Video

Video US, South Korea Conduct Joint Military Exercises

The Eighth U.S. Army Division and the Eighth Republic of Korea Mechanized Infantry Division put on a well orchestrated show of force for the media this week during their joint military training exercises in South Korea. VOA’s Seoul correspondent Brian Padden was there and reports the soldiers were well disciplined both in conducting a complex live fire exercise and in staying on message with the press.
Video

Video Space Program Status Disappoints 'Last Man on the Moon'

One of the films that drew big crowds last week at the annual South by Southwest festival in Austin, Texas, tells the story of the last human being to stand on the moon, U.S. astronaut Eugene Cernan. It has been 42 years since Cernan returned from the moon and he laments that no one else has gone there since. VOA’s Greg Flakus reports.
Video

Video Young Filmmakers Shine Spotlight on Giving Back

A group of student filmmakers from across the United States joined President Barack Obama at the White House this month for the second annual White House Student Film Festival. Fifteen short films were officially selected from more than 1,500 entries by students aged 6 through 18. The filmmakers and their families then joined the president and a group of celebrities for a screening of their films. VOA’s Julie Taboh reports.
Video

Video VOA Exclusive: Interview with Afghan President Ashraf Ghani

Afghan President Ashraf Ghani, during his first visit as president to Washington, gave a one-on-one interview with VOA Afghan Service reporter Said Suleiman Ashna, about his request for a change in U.S. troop levels, the threat from the Islamic State, and repairing relations with the United States and Pakistan. The interview was held at Blair House, late Sunday, in Pashto.
Video

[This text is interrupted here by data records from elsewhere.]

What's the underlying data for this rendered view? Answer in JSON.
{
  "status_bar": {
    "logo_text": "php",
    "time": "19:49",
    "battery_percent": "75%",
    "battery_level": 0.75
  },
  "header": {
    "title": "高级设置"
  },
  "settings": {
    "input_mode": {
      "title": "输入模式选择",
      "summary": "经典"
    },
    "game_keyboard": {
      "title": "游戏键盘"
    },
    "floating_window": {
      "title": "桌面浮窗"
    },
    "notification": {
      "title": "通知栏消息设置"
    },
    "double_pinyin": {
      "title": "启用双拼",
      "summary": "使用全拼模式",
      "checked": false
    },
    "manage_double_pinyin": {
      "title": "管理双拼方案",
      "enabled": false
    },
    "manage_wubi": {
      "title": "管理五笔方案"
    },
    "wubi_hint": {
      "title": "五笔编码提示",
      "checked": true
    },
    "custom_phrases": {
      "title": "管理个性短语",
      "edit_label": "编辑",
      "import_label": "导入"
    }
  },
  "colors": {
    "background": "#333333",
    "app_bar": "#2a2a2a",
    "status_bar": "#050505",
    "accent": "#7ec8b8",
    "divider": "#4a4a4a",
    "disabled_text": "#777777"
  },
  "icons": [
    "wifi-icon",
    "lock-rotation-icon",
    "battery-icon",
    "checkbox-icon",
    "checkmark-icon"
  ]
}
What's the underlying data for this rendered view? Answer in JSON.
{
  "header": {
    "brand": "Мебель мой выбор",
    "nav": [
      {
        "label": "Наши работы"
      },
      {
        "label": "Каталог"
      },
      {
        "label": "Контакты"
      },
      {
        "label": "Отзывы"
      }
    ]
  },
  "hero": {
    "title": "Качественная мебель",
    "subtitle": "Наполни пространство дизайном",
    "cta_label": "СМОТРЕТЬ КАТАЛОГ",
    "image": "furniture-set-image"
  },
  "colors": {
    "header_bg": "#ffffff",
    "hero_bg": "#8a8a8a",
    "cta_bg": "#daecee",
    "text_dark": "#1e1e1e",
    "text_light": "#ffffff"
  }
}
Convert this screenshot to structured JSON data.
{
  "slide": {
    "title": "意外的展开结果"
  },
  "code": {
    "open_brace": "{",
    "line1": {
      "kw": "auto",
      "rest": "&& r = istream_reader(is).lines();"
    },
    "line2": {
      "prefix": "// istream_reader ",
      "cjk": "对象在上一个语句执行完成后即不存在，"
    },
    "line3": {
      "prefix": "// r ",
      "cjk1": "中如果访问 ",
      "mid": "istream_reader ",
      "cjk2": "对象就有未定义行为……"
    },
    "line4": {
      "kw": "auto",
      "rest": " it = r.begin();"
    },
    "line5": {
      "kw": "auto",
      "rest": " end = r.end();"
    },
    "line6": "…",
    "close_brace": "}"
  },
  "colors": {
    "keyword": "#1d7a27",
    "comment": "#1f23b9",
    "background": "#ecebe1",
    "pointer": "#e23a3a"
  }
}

Video California Science Center Tells Story of Dead Sea Scrolls

The ancient manuscripts were uncovered in the mid-20th century, and they are still yielding clues about life and religious beliefs in ancient Israel. As VOA's Mike O'Sullivan reports, an exhibit in Los Angeles shows how modern science is bringing the history of these ancient documents to life.
Video

Video Angelina Jolie Takes Another Bold Step

Hollywood actress and filmmaker Angelina Jolie has revealed she had her ovaries and fallopian tubes removed to lower her odds of getting cancer. Doctors say the huge publicity over her decision will help raise awareness about the importance of cancer screening. VOA’s George Putic has more

All About America

Circumventing Censorship

An Internet Primer for Healthy Web Habits

As surveillance and censoring technologies advance, so, too, do new tools for your computer or mobile device that help protect your privacy and break through Internet censorship.
More